Data records:
══════════════════════════════

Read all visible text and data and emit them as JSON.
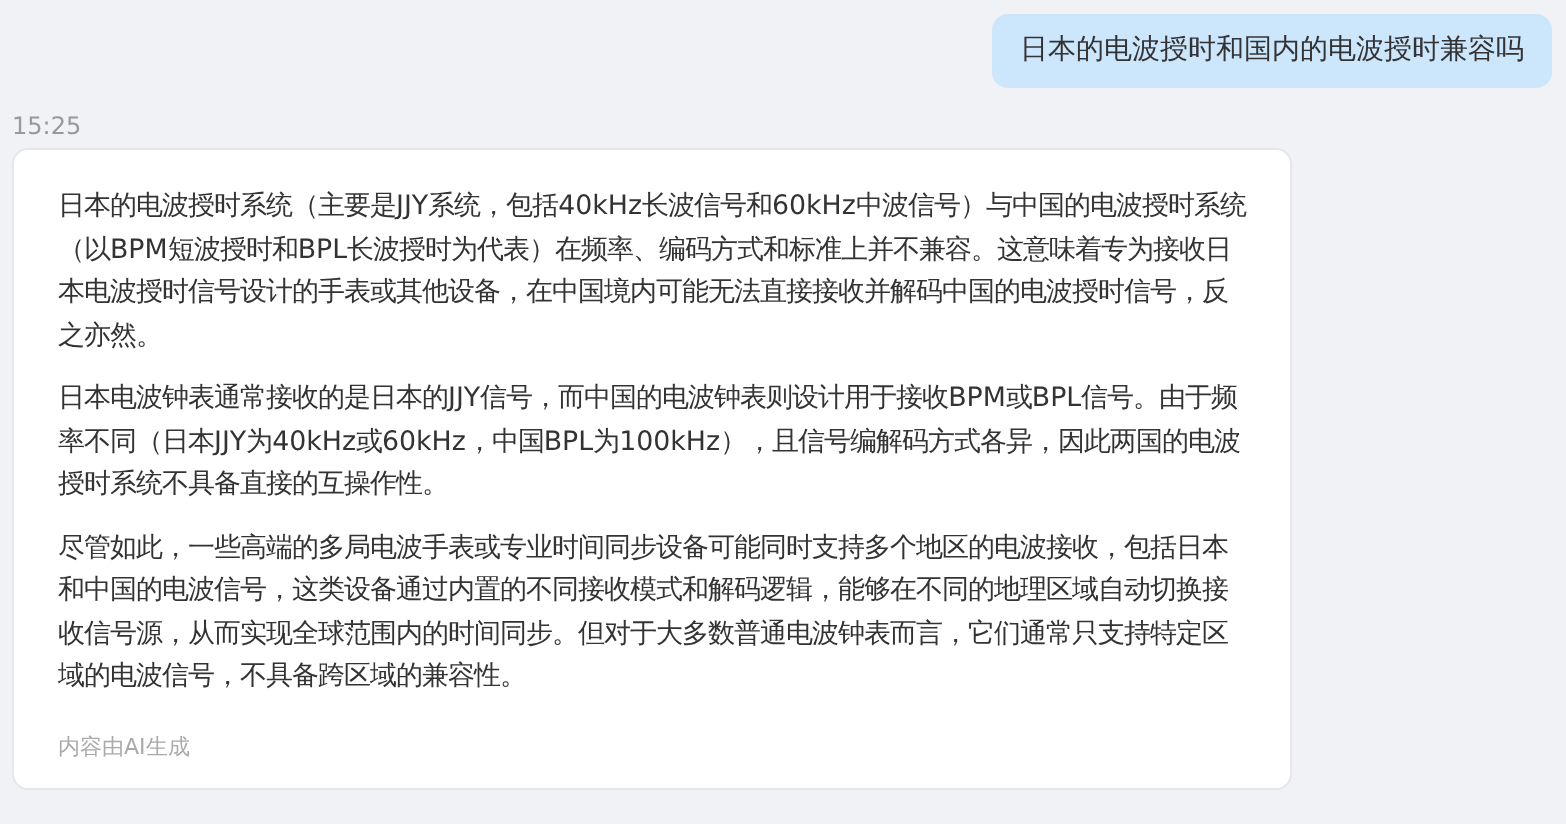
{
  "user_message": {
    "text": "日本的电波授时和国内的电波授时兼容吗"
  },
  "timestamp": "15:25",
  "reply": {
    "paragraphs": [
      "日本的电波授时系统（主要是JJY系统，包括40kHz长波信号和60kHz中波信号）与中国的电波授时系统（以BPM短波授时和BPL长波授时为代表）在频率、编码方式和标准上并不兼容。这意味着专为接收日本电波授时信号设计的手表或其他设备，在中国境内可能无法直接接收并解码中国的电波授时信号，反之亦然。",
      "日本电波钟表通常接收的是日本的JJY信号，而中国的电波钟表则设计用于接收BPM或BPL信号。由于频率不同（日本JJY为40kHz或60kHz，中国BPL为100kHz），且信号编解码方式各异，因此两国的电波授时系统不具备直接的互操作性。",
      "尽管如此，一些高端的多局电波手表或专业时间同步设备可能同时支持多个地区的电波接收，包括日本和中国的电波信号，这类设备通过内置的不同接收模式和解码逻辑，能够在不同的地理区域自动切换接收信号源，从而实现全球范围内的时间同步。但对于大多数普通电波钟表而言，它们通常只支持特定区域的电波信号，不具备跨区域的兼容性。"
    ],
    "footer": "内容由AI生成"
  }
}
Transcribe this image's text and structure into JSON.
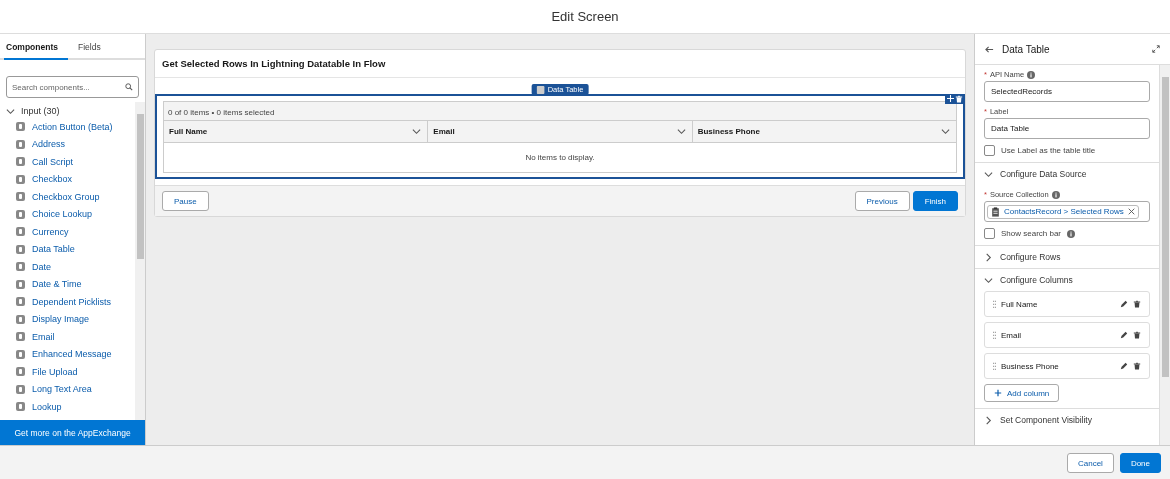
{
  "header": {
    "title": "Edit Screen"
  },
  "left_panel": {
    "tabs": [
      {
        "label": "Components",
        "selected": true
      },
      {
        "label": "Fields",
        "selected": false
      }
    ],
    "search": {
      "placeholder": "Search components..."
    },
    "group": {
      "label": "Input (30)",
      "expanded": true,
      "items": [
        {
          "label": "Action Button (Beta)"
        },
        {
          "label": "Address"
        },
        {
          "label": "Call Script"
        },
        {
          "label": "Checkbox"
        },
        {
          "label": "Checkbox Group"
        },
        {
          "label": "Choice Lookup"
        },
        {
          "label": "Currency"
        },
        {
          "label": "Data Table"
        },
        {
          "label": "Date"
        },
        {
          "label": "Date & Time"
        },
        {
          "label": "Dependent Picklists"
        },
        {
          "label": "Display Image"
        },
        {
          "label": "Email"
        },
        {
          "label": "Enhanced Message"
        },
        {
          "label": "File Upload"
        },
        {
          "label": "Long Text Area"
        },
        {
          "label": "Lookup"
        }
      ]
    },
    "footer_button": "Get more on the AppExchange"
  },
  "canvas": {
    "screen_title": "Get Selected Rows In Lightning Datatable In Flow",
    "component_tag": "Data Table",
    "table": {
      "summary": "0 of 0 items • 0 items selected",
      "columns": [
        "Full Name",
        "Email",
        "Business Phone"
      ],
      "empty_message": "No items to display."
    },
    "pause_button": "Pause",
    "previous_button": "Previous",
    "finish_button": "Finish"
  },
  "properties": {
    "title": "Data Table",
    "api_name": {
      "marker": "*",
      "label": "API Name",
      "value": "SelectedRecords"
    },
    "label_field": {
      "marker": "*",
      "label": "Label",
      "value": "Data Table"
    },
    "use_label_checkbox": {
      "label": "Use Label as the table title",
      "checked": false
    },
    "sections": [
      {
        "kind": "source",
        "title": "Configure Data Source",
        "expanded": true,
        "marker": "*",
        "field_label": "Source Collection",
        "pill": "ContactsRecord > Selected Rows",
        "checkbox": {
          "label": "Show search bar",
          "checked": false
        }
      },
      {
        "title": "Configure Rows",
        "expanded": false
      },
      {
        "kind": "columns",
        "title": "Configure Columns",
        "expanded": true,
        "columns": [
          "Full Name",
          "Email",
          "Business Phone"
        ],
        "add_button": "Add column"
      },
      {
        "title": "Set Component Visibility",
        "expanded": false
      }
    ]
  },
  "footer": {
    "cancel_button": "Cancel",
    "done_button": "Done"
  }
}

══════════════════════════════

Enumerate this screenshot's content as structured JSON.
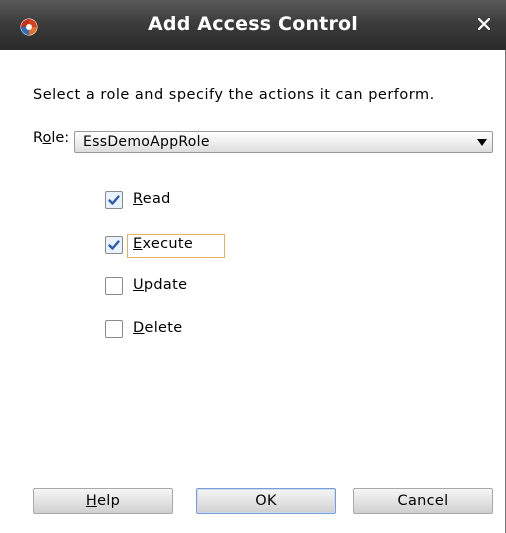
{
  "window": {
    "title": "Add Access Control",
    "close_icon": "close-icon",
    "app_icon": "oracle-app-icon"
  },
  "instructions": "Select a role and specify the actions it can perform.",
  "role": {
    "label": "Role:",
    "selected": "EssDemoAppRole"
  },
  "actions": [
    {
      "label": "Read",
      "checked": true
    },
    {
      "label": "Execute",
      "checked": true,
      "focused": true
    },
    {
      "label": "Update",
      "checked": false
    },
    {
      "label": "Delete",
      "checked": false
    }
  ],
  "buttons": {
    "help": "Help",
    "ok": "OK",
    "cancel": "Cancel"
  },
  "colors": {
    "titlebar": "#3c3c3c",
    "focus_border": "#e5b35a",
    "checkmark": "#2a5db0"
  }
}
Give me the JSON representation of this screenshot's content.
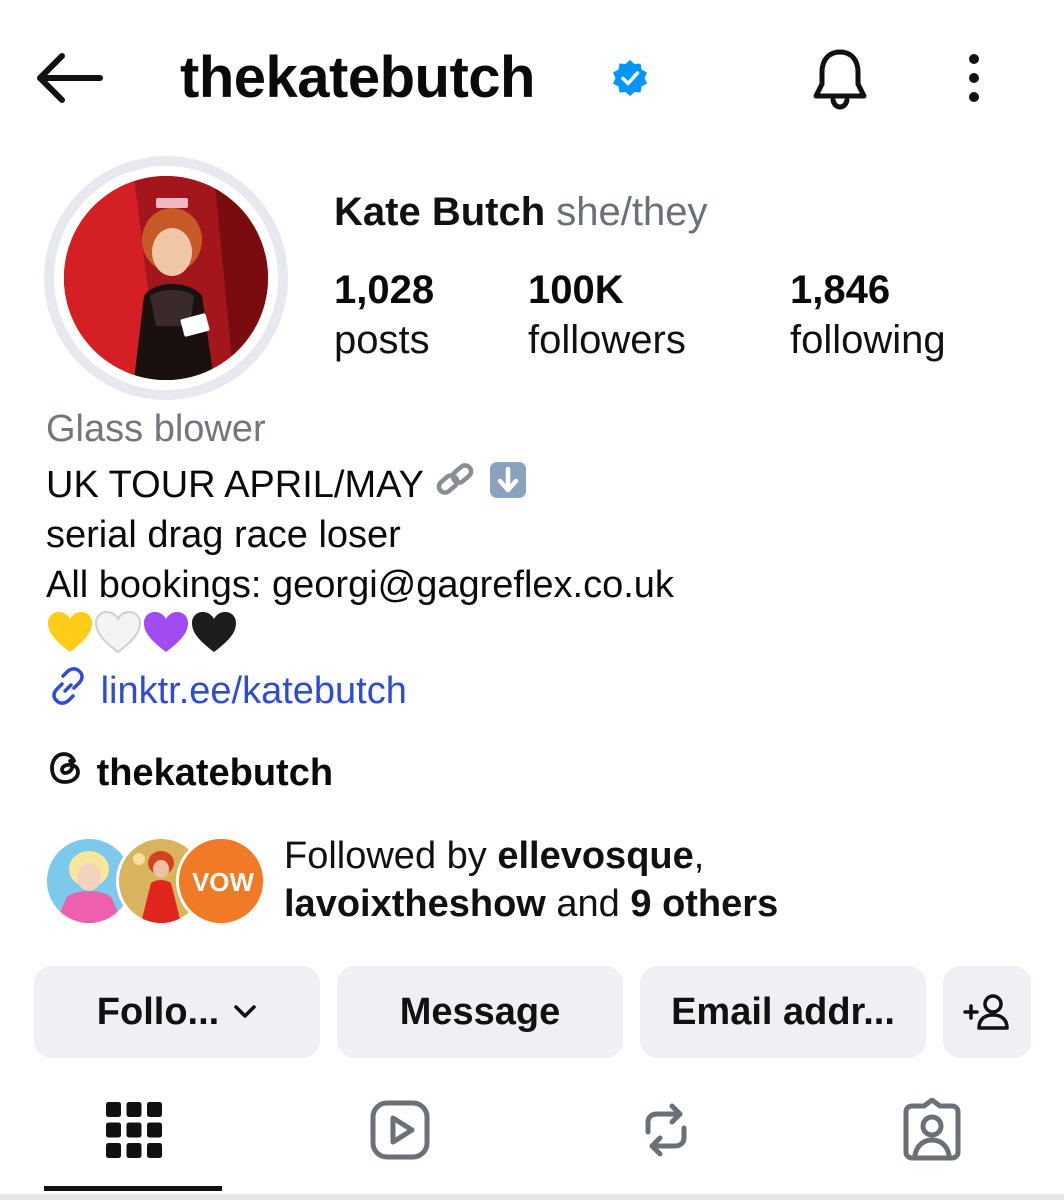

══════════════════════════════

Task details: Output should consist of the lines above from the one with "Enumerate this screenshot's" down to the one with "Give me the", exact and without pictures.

Solution for this problem:
Enumerate this screenshot's content as structured JSON.
{
  "window": {
    "title": "Add Access Control",
    "close_icon": "close-icon",
    "app_icon": "oracle-app-icon"
  },
  "instructions": "Select a role and specify the actions it can perform.",
  "role": {
    "label": "Role:",
    "selected": "EssDemoAppRole"
  },
  "actions": [
    {
      "label": "Read",
      "checked": true
    },
    {
      "label": "Execute",
      "checked": true,
      "focused": true
    },
    {
      "label": "Update",
      "checked": false
    },
    {
      "label": "Delete",
      "checked": false
    }
  ],
  "buttons": {
    "help": "Help",
    "ok": "OK",
    "cancel": "Cancel"
  },
  "colors": {
    "titlebar": "#3c3c3c",
    "focus_border": "#e5b35a",
    "checkmark": "#2a5db0"
  }
}
Give me the JSON representation of this screenshot's content.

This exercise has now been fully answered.